So, I know we're not doing like... a historical audit of each other. The game exists in a fun, fictional space where I hope nobody is going to police you on being poor or wealthy based on anything other than your say-so. I, personally, set us my character to be a retired cavalry Colonel, who suffered bad injuries in the Peninsula and was awarded a full-pay pension (instead of half) for services to the crown. He also has other sources of income: property, racehorse covers, investments, gambling, and probably also some inheritance (I haven't decided yet if the father who threatened to disinherit him merely did not support him during life, or if he also did not leave anything for my character when he died -- leaning toward there was some money when he died).
Anyway, I was just trying to get a handle on how much he would have won to afford the initial Cornet's commission (at least 2,000 pounds) and how much he would have earned on a Colonel's per diem, plus allowances for horses and troops. Because if the numbers were hugely disparate, I was going to invent some other income sources.
What I figured out for myself is that making 1 L 12 s 10 d / day, plus another 5 L 15 s 8 d / day for a battalion of 100 soldiers nets something like 2,780 pounds / year, before other income is considered. Pretty respectable! Mr. Bingley and Mr. Darcy were considered wealthy and obscenely wealthy to a non-titled gentleman's daughter, so I am pretty happy with allowing myself whatever additional fluff pads it out to the suitable-but-not-obscene level that I'm looking for.
I have no idea if I calculated the pension correctly (don't know if the extra pay for troops carried over, don't know what you had to do to qualify for full pay vs. half pay, don't know if it's a straight x365 calculation or if taxes have to come out, etc. etc.) And I'm not worrying about it!

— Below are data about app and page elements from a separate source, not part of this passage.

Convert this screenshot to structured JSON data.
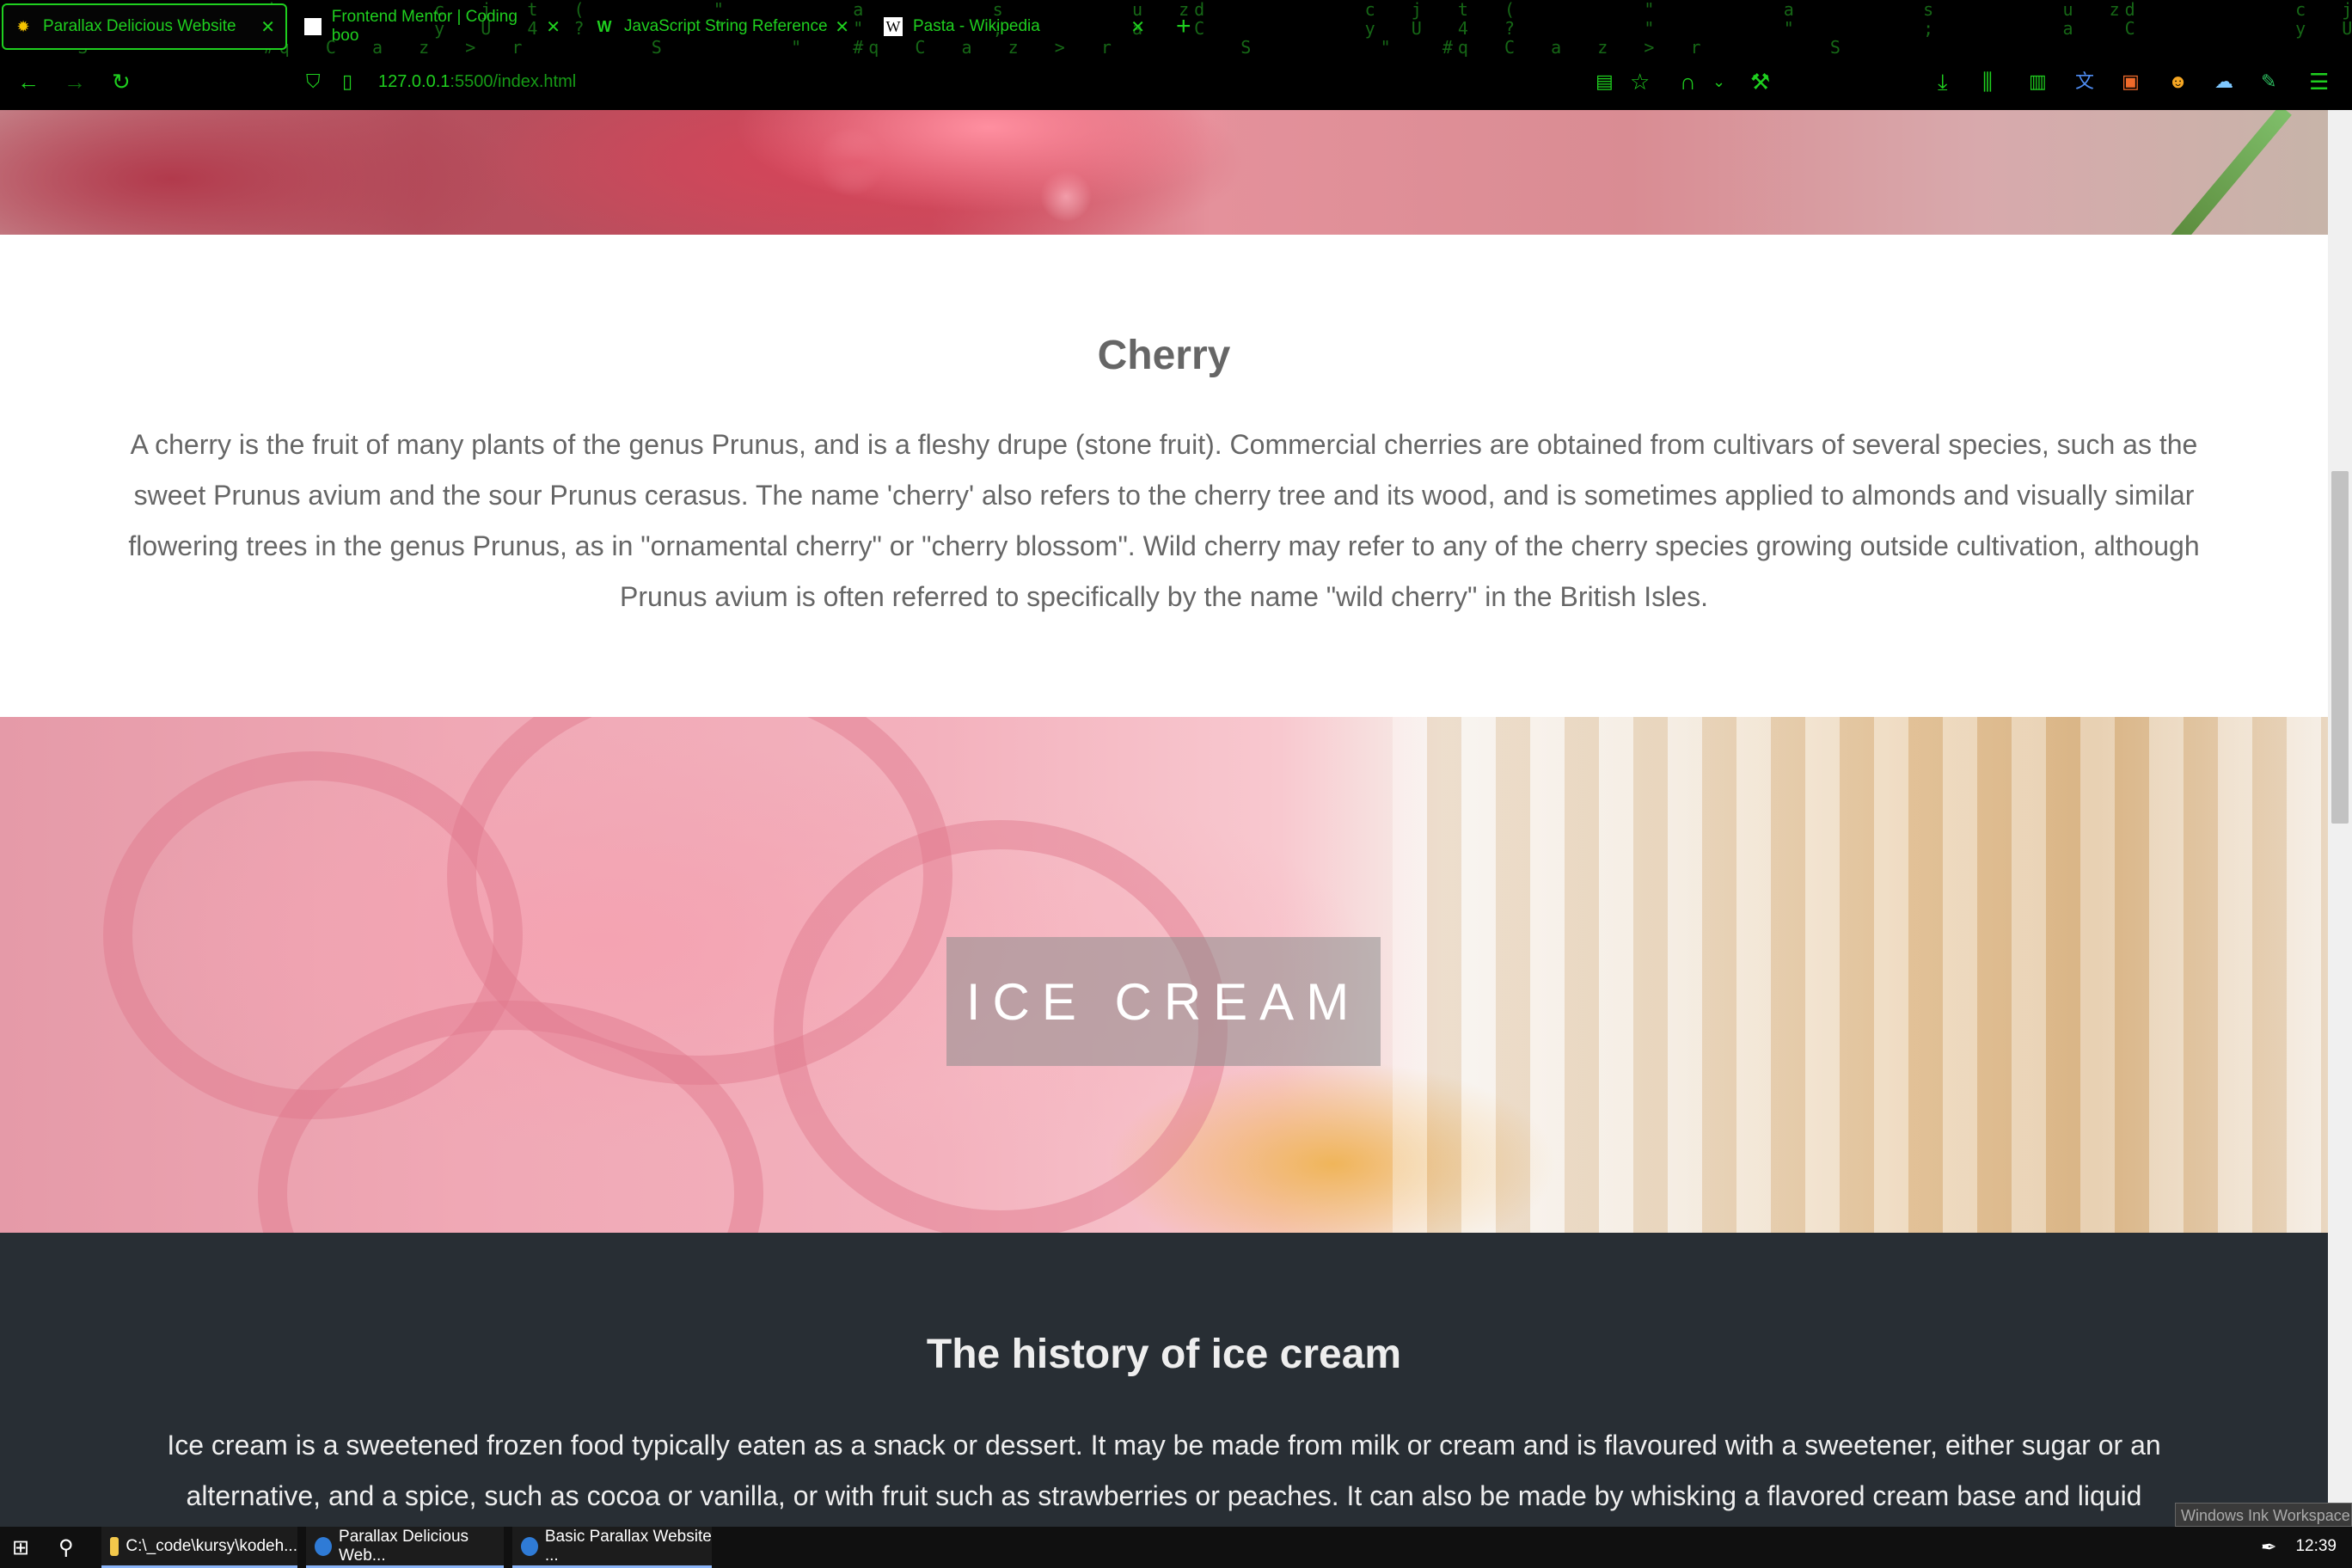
{
  "browser": {
    "tabs": [
      {
        "title": "Parallax Delicious Website",
        "active": true
      },
      {
        "title": "Frontend Mentor | Coding boo",
        "active": false
      },
      {
        "title": "JavaScript String Reference",
        "active": false
      },
      {
        "title": "Pasta - Wikipedia",
        "active": false
      }
    ],
    "new_tab": "+",
    "url_host": "127.0.0.1",
    "url_rest": ":5500/index.html",
    "accent_color": "#1fcf1f"
  },
  "page": {
    "cherry": {
      "heading": "Cherry",
      "text": "A cherry is the fruit of many plants of the genus Prunus, and is a fleshy drupe (stone fruit). Commercial cherries are obtained from cultivars of several species, such as the sweet Prunus avium and the sour Prunus cerasus. The name 'cherry' also refers to the cherry tree and its wood, and is sometimes applied to almonds and visually similar flowering trees in the genus Prunus, as in \"ornamental cherry\" or \"cherry blossom\". Wild cherry may refer to any of the cherry species growing outside cultivation, although Prunus avium is often referred to specifically by the name \"wild cherry\" in the British Isles."
    },
    "banner_label": "ICE CREAM",
    "history": {
      "heading": "The history of ice cream",
      "text": "Ice cream is a sweetened frozen food typically eaten as a snack or dessert. It may be made from milk or cream and is flavoured with a sweetener, either sugar or an alternative, and a spice, such as cocoa or vanilla, or with fruit such as strawberries or peaches. It can also be made by whisking a flavored cream base and liquid"
    },
    "ink_popup": "Windows Ink Workspace"
  },
  "taskbar": {
    "items": [
      {
        "label": "C:\\_code\\kursy\\kodeh..."
      },
      {
        "label": "Parallax Delicious Web..."
      },
      {
        "label": "Basic Parallax Website ..."
      }
    ],
    "clock": "12:39"
  }
}
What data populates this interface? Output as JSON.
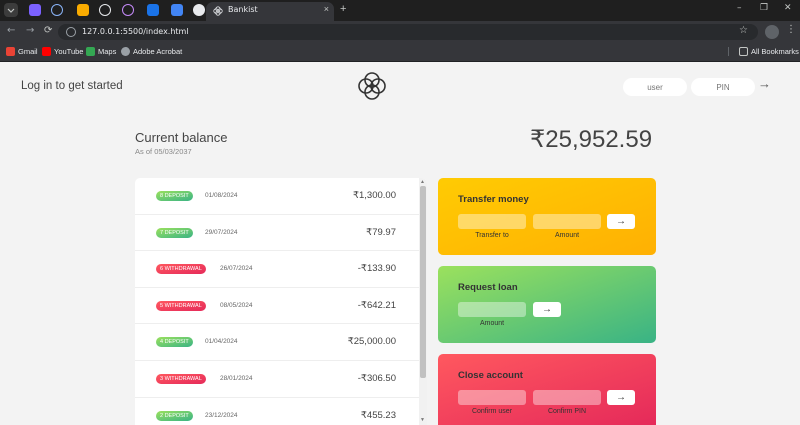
{
  "browser": {
    "tab_title": "Bankist",
    "tab_close": "×",
    "new_tab": "+",
    "url": "127.0.0.1:5500/index.html",
    "win_min": "–",
    "win_max": "❐",
    "win_close": "✕",
    "back": "←",
    "forward": "→",
    "reload": "⟳",
    "star": "☆",
    "kebab": "⋮",
    "bookmarks": [
      {
        "label": "Gmail",
        "icon": "gmail-icon",
        "color": "#ea4335"
      },
      {
        "label": "YouTube",
        "icon": "youtube-icon",
        "color": "#ff0000"
      },
      {
        "label": "Maps",
        "icon": "maps-icon",
        "color": "#34a853"
      },
      {
        "label": "Adobe Acrobat",
        "icon": "adobe-acrobat-icon",
        "color": "#9aa0a6"
      }
    ],
    "all_bookmarks": "All Bookmarks"
  },
  "app": {
    "welcome": "Log in to get started",
    "login": {
      "user_placeholder": "user",
      "pin_placeholder": "PIN",
      "button": "→"
    },
    "balance": {
      "label": "Current balance",
      "date_prefix": "As of",
      "date": "05/03/2037",
      "value": "₹25,952.59"
    },
    "movements": [
      {
        "type": "8 deposit",
        "kind": "dep",
        "date": "01/08/2024",
        "value": "₹1,300.00"
      },
      {
        "type": "7 deposit",
        "kind": "dep",
        "date": "29/07/2024",
        "value": "₹79.97"
      },
      {
        "type": "6 withdrawal",
        "kind": "wd",
        "date": "26/07/2024",
        "value": "-₹133.90"
      },
      {
        "type": "5 withdrawal",
        "kind": "wd",
        "date": "08/05/2024",
        "value": "-₹642.21"
      },
      {
        "type": "4 deposit",
        "kind": "dep",
        "date": "01/04/2024",
        "value": "₹25,000.00"
      },
      {
        "type": "3 withdrawal",
        "kind": "wd",
        "date": "28/01/2024",
        "value": "-₹306.50"
      },
      {
        "type": "2 deposit",
        "kind": "dep",
        "date": "23/12/2024",
        "value": "₹455.23"
      }
    ],
    "scroll_up": "▲",
    "scroll_down": "▼",
    "operations": {
      "transfer": {
        "title": "Transfer money",
        "label_to": "Transfer to",
        "label_amount": "Amount",
        "button": "→"
      },
      "loan": {
        "title": "Request loan",
        "label_amount": "Amount",
        "button": "→"
      },
      "close": {
        "title": "Close account",
        "label_user": "Confirm user",
        "label_pin": "Confirm PIN",
        "button": "→"
      }
    }
  }
}
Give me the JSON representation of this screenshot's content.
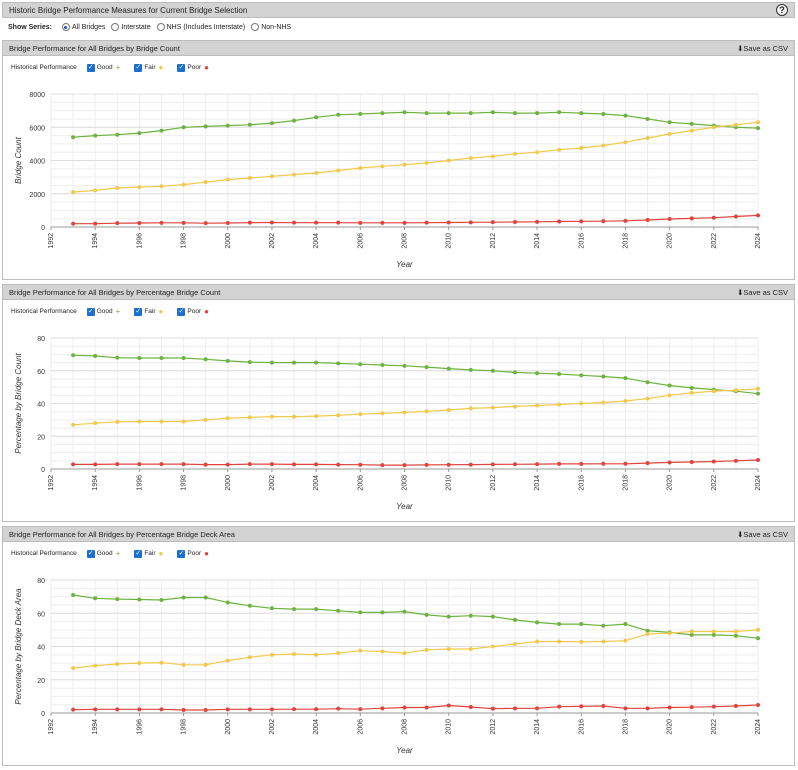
{
  "header": {
    "title": "Historic Bridge Performance Measures for Current Bridge Selection",
    "help_icon": "?"
  },
  "show_series": {
    "label": "Show Series:",
    "options": [
      {
        "label": "All Bridges",
        "selected": true
      },
      {
        "label": "Interstate",
        "selected": false
      },
      {
        "label": "NHS (Includes Interstate)",
        "selected": false
      },
      {
        "label": "Non-NHS",
        "selected": false
      }
    ]
  },
  "save_label": "Save as CSV",
  "legend": {
    "historical_label": "Historical Performance",
    "items": [
      {
        "label": "Good",
        "color": "#6cb33f"
      },
      {
        "label": "Fair",
        "color": "#f2c94c"
      },
      {
        "label": "Poor",
        "color": "#e0443c"
      }
    ]
  },
  "chart_data": [
    {
      "type": "line",
      "title": "Bridge Performance for All Bridges by Bridge Count",
      "xlabel": "Year",
      "ylabel": "Bridge Count",
      "xlim": [
        1992,
        2024
      ],
      "ylim": [
        0,
        8000
      ],
      "yticks": [
        0,
        2000,
        4000,
        6000,
        8000
      ],
      "xticks": [
        1992,
        1994,
        1996,
        1998,
        2000,
        2002,
        2004,
        2006,
        2008,
        2010,
        2012,
        2014,
        2016,
        2018,
        2020,
        2022,
        2024
      ],
      "grid": true,
      "x": [
        1993,
        1994,
        1995,
        1996,
        1997,
        1998,
        1999,
        2000,
        2001,
        2002,
        2003,
        2004,
        2005,
        2006,
        2007,
        2008,
        2009,
        2010,
        2011,
        2012,
        2013,
        2014,
        2015,
        2016,
        2017,
        2018,
        2019,
        2020,
        2021,
        2022,
        2023,
        2024
      ],
      "series": [
        {
          "name": "Good",
          "color": "#6cb33f",
          "values": [
            5400,
            5500,
            5550,
            5650,
            5800,
            6000,
            6050,
            6100,
            6150,
            6250,
            6400,
            6600,
            6750,
            6800,
            6850,
            6900,
            6850,
            6850,
            6850,
            6900,
            6850,
            6850,
            6900,
            6850,
            6800,
            6700,
            6500,
            6300,
            6200,
            6100,
            6000,
            5950
          ]
        },
        {
          "name": "Fair",
          "color": "#f2c94c",
          "values": [
            2100,
            2200,
            2350,
            2400,
            2450,
            2550,
            2700,
            2850,
            2950,
            3050,
            3150,
            3250,
            3400,
            3550,
            3650,
            3750,
            3850,
            4000,
            4150,
            4250,
            4400,
            4500,
            4650,
            4750,
            4900,
            5100,
            5350,
            5600,
            5800,
            6000,
            6150,
            6300
          ]
        },
        {
          "name": "Poor",
          "color": "#e0443c",
          "values": [
            200,
            200,
            230,
            240,
            250,
            250,
            230,
            240,
            260,
            270,
            260,
            260,
            260,
            250,
            250,
            250,
            260,
            270,
            280,
            290,
            300,
            310,
            330,
            340,
            350,
            370,
            420,
            480,
            520,
            560,
            630,
            700
          ]
        }
      ]
    },
    {
      "type": "line",
      "title": "Bridge Performance for All Bridges by Percentage Bridge Count",
      "xlabel": "Year",
      "ylabel": "Percentage by Bridge Count",
      "xlim": [
        1992,
        2024
      ],
      "ylim": [
        0,
        80
      ],
      "yticks": [
        0,
        20,
        40,
        60,
        80
      ],
      "xticks": [
        1992,
        1994,
        1996,
        1998,
        2000,
        2002,
        2004,
        2006,
        2008,
        2010,
        2012,
        2014,
        2016,
        2018,
        2020,
        2022,
        2024
      ],
      "grid": true,
      "x": [
        1993,
        1994,
        1995,
        1996,
        1997,
        1998,
        1999,
        2000,
        2001,
        2002,
        2003,
        2004,
        2005,
        2006,
        2007,
        2008,
        2009,
        2010,
        2011,
        2012,
        2013,
        2014,
        2015,
        2016,
        2017,
        2018,
        2019,
        2020,
        2021,
        2022,
        2023,
        2024
      ],
      "series": [
        {
          "name": "Good",
          "color": "#6cb33f",
          "values": [
            69.5,
            69,
            68,
            67.8,
            67.8,
            67.8,
            67,
            66,
            65.3,
            65,
            65,
            65,
            64.5,
            64,
            63.5,
            63,
            62.2,
            61.3,
            60.5,
            60,
            59,
            58.5,
            58,
            57.2,
            56.5,
            55.5,
            53,
            51,
            49.5,
            48.5,
            47.5,
            46
          ]
        },
        {
          "name": "Fair",
          "color": "#f2c94c",
          "values": [
            27,
            28,
            28.8,
            29,
            29,
            29,
            30,
            31,
            31.5,
            32,
            32,
            32.3,
            32.8,
            33.5,
            34,
            34.5,
            35.2,
            36,
            37,
            37.5,
            38.2,
            38.8,
            39.4,
            40,
            40.6,
            41.5,
            43,
            45,
            46.5,
            47.5,
            48.2,
            49
          ]
        },
        {
          "name": "Poor",
          "color": "#e0443c",
          "values": [
            2.8,
            2.8,
            3,
            3,
            3,
            3,
            2.7,
            2.7,
            3,
            3,
            2.8,
            2.8,
            2.7,
            2.6,
            2.4,
            2.4,
            2.5,
            2.6,
            2.7,
            2.8,
            2.9,
            3,
            3.1,
            3.1,
            3.2,
            3.2,
            3.6,
            4,
            4.3,
            4.6,
            5,
            5.5
          ]
        }
      ]
    },
    {
      "type": "line",
      "title": "Bridge Performance for All Bridges by Percentage Bridge Deck Area",
      "xlabel": "Year",
      "ylabel": "Percentage by Bridge Deck Area",
      "xlim": [
        1992,
        2024
      ],
      "ylim": [
        0,
        80
      ],
      "yticks": [
        0,
        20,
        40,
        60,
        80
      ],
      "xticks": [
        1992,
        1994,
        1996,
        1998,
        2000,
        2002,
        2004,
        2006,
        2008,
        2010,
        2012,
        2014,
        2016,
        2018,
        2020,
        2022,
        2024
      ],
      "grid": true,
      "x": [
        1993,
        1994,
        1995,
        1996,
        1997,
        1998,
        1999,
        2000,
        2001,
        2002,
        2003,
        2004,
        2005,
        2006,
        2007,
        2008,
        2009,
        2010,
        2011,
        2012,
        2013,
        2014,
        2015,
        2016,
        2017,
        2018,
        2019,
        2020,
        2021,
        2022,
        2023,
        2024
      ],
      "series": [
        {
          "name": "Good",
          "color": "#6cb33f",
          "values": [
            71,
            69,
            68.5,
            68.3,
            68,
            69.5,
            69.5,
            66.5,
            64.5,
            63,
            62.5,
            62.5,
            61.5,
            60.5,
            60.5,
            61,
            59,
            58,
            58.5,
            58,
            56,
            54.5,
            53.5,
            53.5,
            52.5,
            53.5,
            49.5,
            48.5,
            47,
            47,
            46.5,
            45
          ]
        },
        {
          "name": "Fair",
          "color": "#f2c94c",
          "values": [
            27,
            28.5,
            29.5,
            30,
            30.3,
            29,
            29,
            31.5,
            33.5,
            35,
            35.5,
            35,
            36,
            37.5,
            37,
            36,
            38,
            38.5,
            38.5,
            40,
            41.5,
            43,
            43,
            42.8,
            43,
            43.5,
            47.5,
            48,
            49,
            49,
            49,
            50
          ]
        },
        {
          "name": "Poor",
          "color": "#e0443c",
          "values": [
            2,
            2.2,
            2.2,
            2.2,
            2.2,
            1.8,
            1.8,
            2.2,
            2.2,
            2.2,
            2.3,
            2.3,
            2.6,
            2.3,
            2.8,
            3.3,
            3.3,
            4.5,
            3.6,
            2.6,
            2.8,
            2.8,
            3.8,
            4,
            4.2,
            2.8,
            2.8,
            3.3,
            3.5,
            3.8,
            4.2,
            4.8
          ]
        }
      ]
    }
  ]
}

But, having gone through the effort to answer the question to my own satisfaction, I figured I'd share the resource I found and start a space for anyone else who wants to put numbers to the madness (hello, my fellow Type As!)